What is needed: Reproduce the data that follows in its entirety, character for character.

Data shown:
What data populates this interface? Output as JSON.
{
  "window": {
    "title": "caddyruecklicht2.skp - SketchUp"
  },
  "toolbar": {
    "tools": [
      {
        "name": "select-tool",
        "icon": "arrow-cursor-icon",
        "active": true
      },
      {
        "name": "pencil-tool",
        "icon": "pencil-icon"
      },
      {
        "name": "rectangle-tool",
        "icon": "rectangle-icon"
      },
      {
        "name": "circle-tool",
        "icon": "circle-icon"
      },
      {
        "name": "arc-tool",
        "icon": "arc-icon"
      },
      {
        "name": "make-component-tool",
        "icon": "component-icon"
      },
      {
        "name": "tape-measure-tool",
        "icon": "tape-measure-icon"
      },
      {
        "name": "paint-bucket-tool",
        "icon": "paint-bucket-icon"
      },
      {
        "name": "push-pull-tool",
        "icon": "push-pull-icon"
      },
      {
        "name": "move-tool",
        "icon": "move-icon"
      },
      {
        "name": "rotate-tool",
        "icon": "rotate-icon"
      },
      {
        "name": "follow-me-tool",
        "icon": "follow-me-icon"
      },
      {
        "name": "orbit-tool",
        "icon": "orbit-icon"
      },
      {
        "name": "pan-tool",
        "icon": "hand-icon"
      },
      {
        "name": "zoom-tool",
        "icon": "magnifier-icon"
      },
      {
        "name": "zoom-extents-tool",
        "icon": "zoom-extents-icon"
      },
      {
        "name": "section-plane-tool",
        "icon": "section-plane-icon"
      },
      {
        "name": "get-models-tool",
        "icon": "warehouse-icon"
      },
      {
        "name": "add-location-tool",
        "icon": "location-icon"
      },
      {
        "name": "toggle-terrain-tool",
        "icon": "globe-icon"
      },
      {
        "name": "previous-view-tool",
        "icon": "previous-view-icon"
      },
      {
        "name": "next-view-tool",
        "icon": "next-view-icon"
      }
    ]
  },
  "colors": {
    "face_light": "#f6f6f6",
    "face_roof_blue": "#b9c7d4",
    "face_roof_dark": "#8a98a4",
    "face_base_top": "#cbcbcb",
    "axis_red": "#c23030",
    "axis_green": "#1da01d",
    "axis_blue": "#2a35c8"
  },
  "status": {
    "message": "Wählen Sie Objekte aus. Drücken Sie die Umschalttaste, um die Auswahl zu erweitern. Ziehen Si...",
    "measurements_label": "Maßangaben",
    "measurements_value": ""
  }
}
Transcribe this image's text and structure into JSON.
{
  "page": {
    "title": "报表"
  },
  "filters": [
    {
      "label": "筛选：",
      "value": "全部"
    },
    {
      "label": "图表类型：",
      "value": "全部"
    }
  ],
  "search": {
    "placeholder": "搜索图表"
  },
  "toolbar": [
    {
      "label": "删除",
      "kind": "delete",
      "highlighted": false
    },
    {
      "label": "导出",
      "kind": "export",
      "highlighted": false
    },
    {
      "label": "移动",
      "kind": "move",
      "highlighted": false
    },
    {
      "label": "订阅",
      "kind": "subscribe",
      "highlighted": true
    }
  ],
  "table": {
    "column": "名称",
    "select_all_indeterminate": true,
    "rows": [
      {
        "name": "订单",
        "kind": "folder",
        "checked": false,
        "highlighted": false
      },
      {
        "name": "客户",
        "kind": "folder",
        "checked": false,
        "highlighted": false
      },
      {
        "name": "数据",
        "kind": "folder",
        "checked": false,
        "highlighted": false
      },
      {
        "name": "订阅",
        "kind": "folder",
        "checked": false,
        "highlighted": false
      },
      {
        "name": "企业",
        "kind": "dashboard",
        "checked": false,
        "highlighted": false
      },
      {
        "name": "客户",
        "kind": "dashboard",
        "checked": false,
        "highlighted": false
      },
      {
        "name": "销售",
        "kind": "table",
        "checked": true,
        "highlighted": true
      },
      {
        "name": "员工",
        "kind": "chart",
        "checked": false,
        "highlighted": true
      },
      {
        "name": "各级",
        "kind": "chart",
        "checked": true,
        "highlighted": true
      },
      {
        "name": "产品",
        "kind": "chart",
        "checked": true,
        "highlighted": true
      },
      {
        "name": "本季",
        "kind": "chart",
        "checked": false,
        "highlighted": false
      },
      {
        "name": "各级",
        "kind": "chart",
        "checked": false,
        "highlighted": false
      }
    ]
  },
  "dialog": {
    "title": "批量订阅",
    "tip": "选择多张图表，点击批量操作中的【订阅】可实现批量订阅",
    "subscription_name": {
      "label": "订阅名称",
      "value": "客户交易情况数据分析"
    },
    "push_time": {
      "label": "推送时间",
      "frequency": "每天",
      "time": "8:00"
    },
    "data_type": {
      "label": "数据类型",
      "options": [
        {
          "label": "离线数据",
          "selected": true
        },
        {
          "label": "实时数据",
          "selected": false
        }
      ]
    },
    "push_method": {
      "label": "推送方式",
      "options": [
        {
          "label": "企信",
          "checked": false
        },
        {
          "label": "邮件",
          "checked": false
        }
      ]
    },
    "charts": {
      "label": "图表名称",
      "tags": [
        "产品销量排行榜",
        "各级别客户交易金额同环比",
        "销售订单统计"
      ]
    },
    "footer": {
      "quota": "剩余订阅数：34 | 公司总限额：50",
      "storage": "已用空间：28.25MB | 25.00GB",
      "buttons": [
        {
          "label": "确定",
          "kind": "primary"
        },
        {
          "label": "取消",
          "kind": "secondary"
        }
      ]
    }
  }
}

Response to the exercise:
What data populates this interface? Output as JSON.
{
  "window": {
    "title": "caddyruecklicht2.skp - SketchUp"
  },
  "toolbar": {
    "tools": [
      {
        "name": "select-tool",
        "icon": "arrow-cursor-icon",
        "active": true
      },
      {
        "name": "pencil-tool",
        "icon": "pencil-icon"
      },
      {
        "name": "rectangle-tool",
        "icon": "rectangle-icon"
      },
      {
        "name": "circle-tool",
        "icon": "circle-icon"
      },
      {
        "name": "arc-tool",
        "icon": "arc-icon"
      },
      {
        "name": "make-component-tool",
        "icon": "component-icon"
      },
      {
        "name": "tape-measure-tool",
        "icon": "tape-measure-icon"
      },
      {
        "name": "paint-bucket-tool",
        "icon": "paint-bucket-icon"
      },
      {
        "name": "push-pull-tool",
        "icon": "push-pull-icon"
      },
      {
        "name": "move-tool",
        "icon": "move-icon"
      },
      {
        "name": "rotate-tool",
        "icon": "rotate-icon"
      },
      {
        "name": "follow-me-tool",
        "icon": "follow-me-icon"
      },
      {
        "name": "orbit-tool",
        "icon": "orbit-icon"
      },
      {
        "name": "pan-tool",
        "icon": "hand-icon"
      },
      {
        "name": "zoom-tool",
        "icon": "magnifier-icon"
      },
      {
        "name": "zoom-extents-tool",
        "icon": "zoom-extents-icon"
      },
      {
        "name": "section-plane-tool",
        "icon": "section-plane-icon"
      },
      {
        "name": "get-models-tool",
        "icon": "warehouse-icon"
      },
      {
        "name": "add-location-tool",
        "icon": "location-icon"
      },
      {
        "name": "toggle-terrain-tool",
        "icon": "globe-icon"
      },
      {
        "name": "previous-view-tool",
        "icon": "previous-view-icon"
      },
      {
        "name": "next-view-tool",
        "icon": "next-view-icon"
      }
    ]
  },
  "colors": {
    "face_light": "#f6f6f6",
    "face_roof_blue": "#b9c7d4",
    "face_roof_dark": "#8a98a4",
    "face_base_top": "#cbcbcb",
    "axis_red": "#c23030",
    "axis_green": "#1da01d",
    "axis_blue": "#2a35c8"
  },
  "status": {
    "message": "Wählen Sie Objekte aus. Drücken Sie die Umschalttaste, um die Auswahl zu erweitern. Ziehen Si...",
    "measurements_label": "Maßangaben",
    "measurements_value": ""
  }
}
Transcribe this image's text and structure into JSON.
{
  "page": {
    "title": "报表"
  },
  "filters": [
    {
      "label": "筛选：",
      "value": "全部"
    },
    {
      "label": "图表类型：",
      "value": "全部"
    }
  ],
  "search": {
    "placeholder": "搜索图表"
  },
  "toolbar": [
    {
      "label": "删除",
      "kind": "delete",
      "highlighted": false
    },
    {
      "label": "导出",
      "kind": "export",
      "highlighted": false
    },
    {
      "label": "移动",
      "kind": "move",
      "highlighted": false
    },
    {
      "label": "订阅",
      "kind": "subscribe",
      "highlighted": true
    }
  ],
  "table": {
    "column": "名称",
    "select_all_indeterminate": true,
    "rows": [
      {
        "name": "订单",
        "kind": "folder",
        "checked": false,
        "highlighted": false
      },
      {
        "name": "客户",
        "kind": "folder",
        "checked": false,
        "highlighted": false
      },
      {
        "name": "数据",
        "kind": "folder",
        "checked": false,
        "highlighted": false
      },
      {
        "name": "订阅",
        "kind": "folder",
        "checked": false,
        "highlighted": false
      },
      {
        "name": "企业",
        "kind": "dashboard",
        "checked": false,
        "highlighted": false
      },
      {
        "name": "客户",
        "kind": "dashboard",
        "checked": false,
        "highlighted": false
      },
      {
        "name": "销售",
        "kind": "table",
        "checked": true,
        "highlighted": true
      },
      {
        "name": "员工",
        "kind": "chart",
        "checked": false,
        "highlighted": true
      },
      {
        "name": "各级",
        "kind": "chart",
        "checked": true,
        "highlighted": true
      },
      {
        "name": "产品",
        "kind": "chart",
        "checked": true,
        "highlighted": true
      },
      {
        "name": "本季",
        "kind": "chart",
        "checked": false,
        "highlighted": false
      },
      {
        "name": "各级",
        "kind": "chart",
        "checked": false,
        "highlighted": false
      }
    ]
  },
  "dialog": {
    "title": "批量订阅",
    "tip": "选择多张图表，点击批量操作中的【订阅】可实现批量订阅",
    "subscription_name": {
      "label": "订阅名称",
      "value": "客户交易情况数据分析"
    },
    "push_time": {
      "label": "推送时间",
      "frequency": "每天",
      "time": "8:00"
    },
    "data_type": {
      "label": "数据类型",
      "options": [
        {
          "label": "离线数据",
          "selected": true
        },
        {
          "label": "实时数据",
          "selected": false
        }
      ]
    },
    "push_method": {
      "label": "推送方式",
      "options": [
        {
          "label": "企信",
          "checked": false
        },
        {
          "label": "邮件",
          "checked": false
        }
      ]
    },
    "charts": {
      "label": "图表名称",
      "tags": [
        "产品销量排行榜",
        "各级别客户交易金额同环比",
        "销售订单统计"
      ]
    },
    "footer": {
      "quota": "剩余订阅数：34 | 公司总限额：50",
      "storage": "已用空间：28.25MB | 25.00GB",
      "buttons": [
        {
          "label": "确定",
          "kind": "primary"
        },
        {
          "label": "取消",
          "kind": "secondary"
        }
      ]
    }
  }
}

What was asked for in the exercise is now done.